Taking a wider view of the industry, he points to four areas of technological advancement that have made sensing devices like Valencell’s possible: wireless and mobile tech, wearable tech, machine learning, and digital health tech. Adherence has long been a practical limitation of remote sensing technology in healthcare, he explains: “A lowburdensome wearable sensor is practically useless without seamless wireless data logging. If people need to keep re-establishing wireless connections due to drop-outs, the best sensors in the world might as well be doorstops.”
Devices that are difficult or burdensome to use are an issue not just for end-users, but also for healthcare providers. “Even a perfect userfriendly sensor with seamless wireless connectivity to a healthcare professional is a commercial nonstarter without an autonomous way of making sense of the data. And that’s where machine learning comes in,” adds LaBoeuf.
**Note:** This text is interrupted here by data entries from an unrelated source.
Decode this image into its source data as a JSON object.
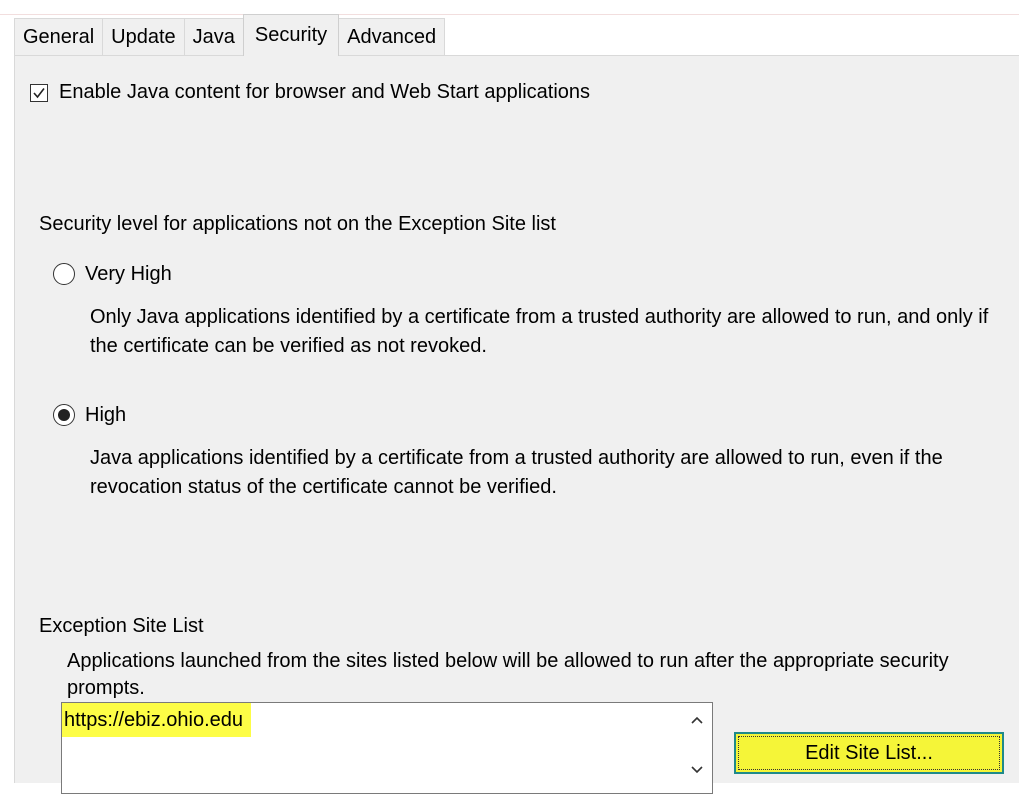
{
  "tabs": [
    {
      "label": "General",
      "active": false
    },
    {
      "label": "Update",
      "active": false
    },
    {
      "label": "Java",
      "active": false
    },
    {
      "label": "Security",
      "active": true
    },
    {
      "label": "Advanced",
      "active": false
    }
  ],
  "enable_java": {
    "label": "Enable Java content for browser and Web Start applications",
    "checked": true
  },
  "security_level": {
    "heading": "Security level for applications not on the Exception Site list",
    "options": [
      {
        "label": "Very High",
        "selected": false,
        "description": "Only Java applications identified by a certificate from a trusted authority are allowed to run, and only if the certificate can be verified as not revoked."
      },
      {
        "label": "High",
        "selected": true,
        "description": "Java applications identified by a certificate from a trusted authority are allowed to run, even if the revocation status of the certificate cannot be verified."
      }
    ]
  },
  "exception_site_list": {
    "heading": "Exception Site List",
    "description": "Applications launched from the sites listed below will be allowed to run after the appropriate security prompts.",
    "sites": [
      "https://ebiz.ohio.edu"
    ],
    "edit_button": "Edit Site List..."
  },
  "colors": {
    "highlight": "#fdfd46",
    "button_highlight": "#f5f538",
    "panel_bg": "#f0f0f0"
  },
  "icons": {
    "checkbox": "check-icon",
    "scroll_up": "chevron-up-icon",
    "scroll_down": "chevron-down-icon"
  }
}
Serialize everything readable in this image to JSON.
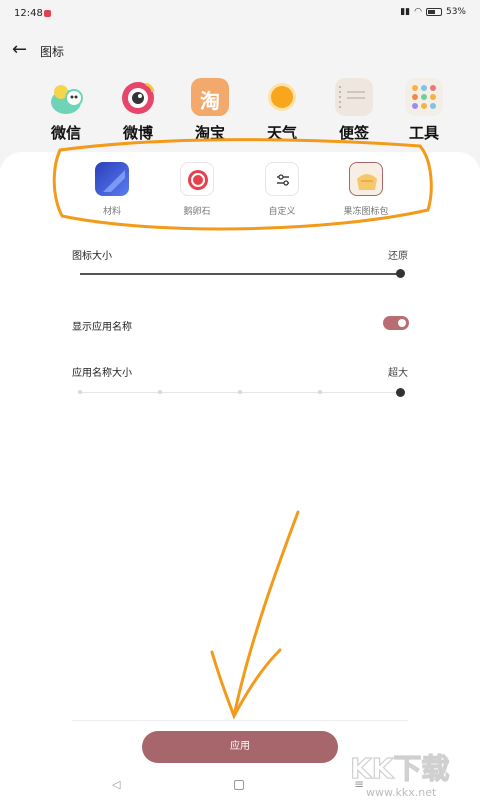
{
  "status_bar": {
    "time": "12:48",
    "battery": "53%"
  },
  "header": {
    "title": "图标"
  },
  "apps": [
    {
      "label": "微信",
      "icon": "wechat-frog-icon"
    },
    {
      "label": "微博",
      "icon": "weibo-icon"
    },
    {
      "label": "淘宝",
      "icon": "taobao-icon",
      "glyph": "淘"
    },
    {
      "label": "天气",
      "icon": "weather-sun-icon"
    },
    {
      "label": "便签",
      "icon": "notes-icon"
    },
    {
      "label": "工具",
      "icon": "tools-icon"
    }
  ],
  "icon_styles": [
    {
      "label": "材料",
      "icon": "material-style-icon"
    },
    {
      "label": "鹅卵石",
      "icon": "pebble-style-icon"
    },
    {
      "label": "自定义",
      "icon": "custom-sliders-icon"
    },
    {
      "label": "果冻图标包",
      "icon": "jelly-pack-icon"
    }
  ],
  "settings": {
    "icon_size": {
      "label": "图标大小",
      "reset": "还原",
      "value": 1.0
    },
    "show_app_name": {
      "label": "显示应用名称",
      "enabled": true
    },
    "app_name_size": {
      "label": "应用名称大小",
      "value_label": "超大",
      "level": 5,
      "max_level": 5
    }
  },
  "apply_button": {
    "label": "应用"
  },
  "colors": {
    "accent": "#a7666c",
    "annotation": "#f39a1a"
  },
  "watermark": {
    "brand": "KK下载",
    "url": "www.kkx.net"
  }
}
Headquartered in California, Bigfoot Biomedical is another medical device company focused on leveraging complex sensing technology to provide simple, personalised, and convenient healthcare data for patients. “We’re challenging the current approach to diabetes innovation by focusing on simplicity over complexity so that people with diabetes can live the lives they choose,” the company’s CEO, Jeffrey Brewer, explains. “Bigfoot aims to provide simple, easy-to-use tools to reduce the cognitive, emotional, and financial burden for diabetes patients who require insulin.”
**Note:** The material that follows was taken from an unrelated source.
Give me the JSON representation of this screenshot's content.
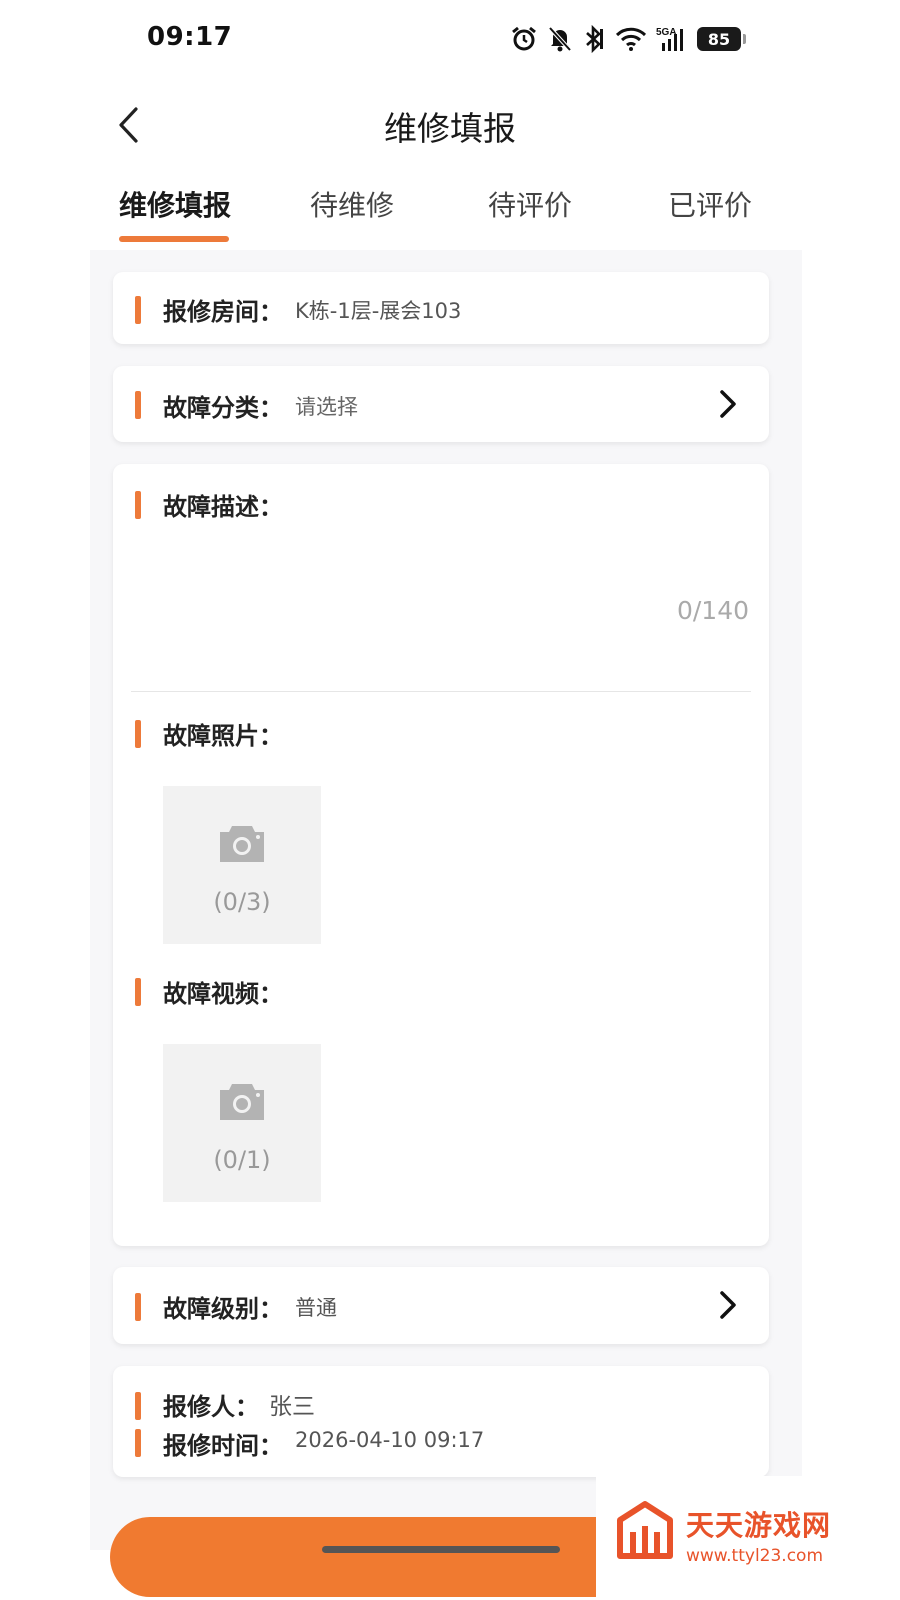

While there are other monitoring systems on the market that provide alerts and information, the primary function of the Bigfoot Unity System is to give patients actionable advice and insights based on their blood data, which is continuously monitored in real time. When a Bigfoot user asks how much insulin they should take at any given moment, the system is designed to deliver a personalised answer instantly.
“We hear from users that data is good, but knowing what to do with it is better,” says Brewer, adding that Bigfoot’s simple approach to functionality and use differs from that of many other market participants. Innovation for diabetes treatment tends to focus on sophisticated systems built “power users” instead of the majority of patients, who are left frustrated and overwhelmed, according to Brewer. The approach struck a chord with medical device giant Abbott, too, which partnered with Bigfoot Biomedical in 2021 and inked a deal to acquire the company in September 2023.
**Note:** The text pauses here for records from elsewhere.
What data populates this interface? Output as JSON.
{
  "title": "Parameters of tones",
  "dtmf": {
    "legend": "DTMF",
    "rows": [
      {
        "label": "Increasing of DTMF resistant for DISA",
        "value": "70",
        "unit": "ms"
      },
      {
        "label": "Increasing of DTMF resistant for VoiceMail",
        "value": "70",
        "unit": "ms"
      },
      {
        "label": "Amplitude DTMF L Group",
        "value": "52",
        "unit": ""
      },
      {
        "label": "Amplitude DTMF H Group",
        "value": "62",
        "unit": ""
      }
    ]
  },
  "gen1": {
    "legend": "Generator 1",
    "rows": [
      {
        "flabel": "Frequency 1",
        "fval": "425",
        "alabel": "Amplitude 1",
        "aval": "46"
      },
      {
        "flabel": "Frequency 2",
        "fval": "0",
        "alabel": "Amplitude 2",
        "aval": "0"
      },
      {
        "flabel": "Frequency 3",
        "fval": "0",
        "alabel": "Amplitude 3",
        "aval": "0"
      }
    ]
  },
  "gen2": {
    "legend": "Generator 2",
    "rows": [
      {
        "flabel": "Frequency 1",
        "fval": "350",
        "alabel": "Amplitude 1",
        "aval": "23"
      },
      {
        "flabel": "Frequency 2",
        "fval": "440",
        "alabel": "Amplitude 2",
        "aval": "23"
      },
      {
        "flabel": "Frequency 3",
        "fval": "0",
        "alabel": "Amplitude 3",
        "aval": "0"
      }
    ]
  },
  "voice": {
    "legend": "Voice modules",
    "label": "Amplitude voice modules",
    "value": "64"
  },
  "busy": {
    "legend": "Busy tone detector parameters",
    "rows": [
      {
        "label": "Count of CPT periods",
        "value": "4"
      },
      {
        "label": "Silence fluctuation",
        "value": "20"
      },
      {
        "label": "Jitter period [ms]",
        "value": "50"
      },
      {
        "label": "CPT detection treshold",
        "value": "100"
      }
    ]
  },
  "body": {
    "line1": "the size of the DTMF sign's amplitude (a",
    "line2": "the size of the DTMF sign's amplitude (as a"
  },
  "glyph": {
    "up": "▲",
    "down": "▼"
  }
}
Bigfoot’s platform includes Freestyle Libre 2 CGM (continuous glucose monitoring) sensors, a white pen cap for rapid-acting insulin, a black pen cap for long-acting insulin and a mobile application, which wirelessly integrates with a blood glucose meter. Patients are given instructions directly on the pen cap, as well as CGM data and app-based alerts and reminders. Brewer credits the everimproving accuracy of CGM sensors for paving the way for Bigfoot Unity, which allows the company to deliver streams of accurate glucose data and reduce the need for fingerstick confirmations. Brewer had a personal motivation for pursuing the development of Bigfoot’s diabetes technology, as his son was diagnosed with type 1 diabetes in 2002. But looking broadly at the development of sensor technology, he sees devices that take advantage of what’s possible now and what will be in the future as a catalyst for personalising patient care. “Sensors play a crucial role in healthcare by empowering physicians and patients with real-time data, especially those living with diabetes,” Brewer adds. “These technologies improve overall health outcomes while promoting proactive and preventive approaches to health management.”